3.2 Uncontrolled pH on VFA production
Although, pH 7 and I/S ratio of 0.05 were selected as the better conditions for VFA production, uncontrolled pH conditions were not evaluated in the first set of experiments, and different authors have cited the buffer potential of high protein wastes and how they can increase VFA production. Therefore, the importance of pH control for VFA production was tested in this experiment and all the different parameters evaluated in VFA production from FW without pH control are described in Figure 6. VFA production increased constantly from day 0 to 10 (Figure 6a), from there, the VFA concentration reached a stationary phase. The highest VFA concentration was recorded during the 10th day (70 g VFA/L) and it corresponded to a 29% increment between the uncontrolled pH treatment and the selected treatment (55 g VFA/L, pH 7 and I/S ratio of 0.05). Similar to the pH-controlled treatments, the VFA profile (Figure 6c) included acetic (38%), butyric (35%), propionic (10%), iso-valeric (9%), iso-butyric (6%) and heptanoic (3) acids.
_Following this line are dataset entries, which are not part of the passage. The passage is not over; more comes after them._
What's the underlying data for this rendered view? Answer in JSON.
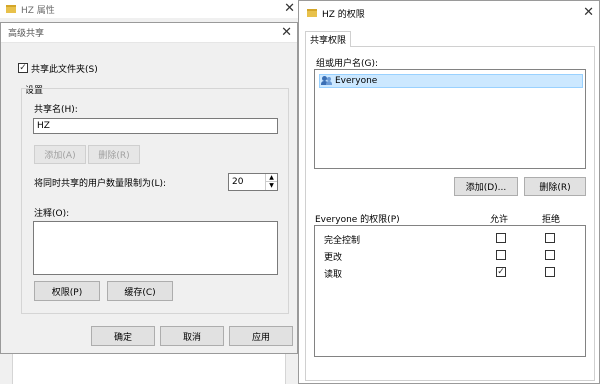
{
  "bg_window": {
    "title": "HZ 属性"
  },
  "advanced_dialog": {
    "title": "高级共享",
    "share_checkbox_label": "共享此文件夹(S)",
    "share_checked": true,
    "settings_group_label": "设置",
    "share_name_label": "共享名(H):",
    "share_name_value": "HZ",
    "add_label": "添加(A)",
    "remove_label": "删除(R)",
    "user_limit_label": "将同时共享的用户数量限制为(L):",
    "user_limit_value": "20",
    "comment_label": "注释(O):",
    "comment_value": "",
    "permissions_button": "权限(P)",
    "caching_button": "缓存(C)",
    "ok": "确定",
    "cancel": "取消",
    "apply": "应用"
  },
  "perm_dialog": {
    "title": "HZ 的权限",
    "tab": "共享权限",
    "group_label": "组或用户名(G):",
    "users": [
      "Everyone"
    ],
    "add_button": "添加(D)...",
    "remove_button": "删除(R)",
    "perm_header": "Everyone 的权限(P)",
    "allow_header": "允许",
    "deny_header": "拒绝",
    "permissions": [
      {
        "name": "完全控制",
        "allow": false,
        "deny": false
      },
      {
        "name": "更改",
        "allow": false,
        "deny": false
      },
      {
        "name": "读取",
        "allow": true,
        "deny": false
      }
    ]
  },
  "colors": {
    "selection": "#cce8ff",
    "selection_border": "#99d1ff",
    "button_face": "#e1e1e1",
    "user_icon": "#3a6fb5"
  }
}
Between the initial days and the end of the process, the VFA profile evidenced a 10% and 5% reduction in the butyric acid and acetic acid concentration, respectively; whereas, an increase of 2 and 6-times was observed in iso-valeric and heptanoic acids, respectively. Biogas production was also enhanced by the lack of pH control (Figure 6a). In fact, biogas was produced during the whole process in volumes higher than the ones reported in the previous experimental phase. Biogas highest production increment was obtained during the first three days; however, biogas production did not evidence a stationary phase or a decrease in their production. During the whole experiment, the pH ranged between 6.57 and 7.67 (Figure 6b); even though, VFA concentration was almost 10% w/v, this neutral pH indicated the high buffer capacity of FW and the ammonia released by the amino acid’s hydrolysis. TAN concentration (Figure 6d) increased rapidly during the initial 5 days of the process; this increment was associated with protein and amino acid hydrolysis and was the principal reason why the pH did not significant variate during the fermentation process. TAN production combined with the pH allowed the significant increment in VFA production because the ionic form of the acids did not inhibit the microorganisms. The grade of acidification started in 5% and rose to 58% by day 10, which was a significant change compared with the treatments with controlled pH. The fast increment in sCOD (Figure 6b) observed in the initial days accorded with the results and curves describing the other variables. The high VFA production without controlling pH simplifies the operation and reduces the costs associated with the use of external buffers. Therefore, it can be recommended no controlled pH to produce VFA from Artisanal FW.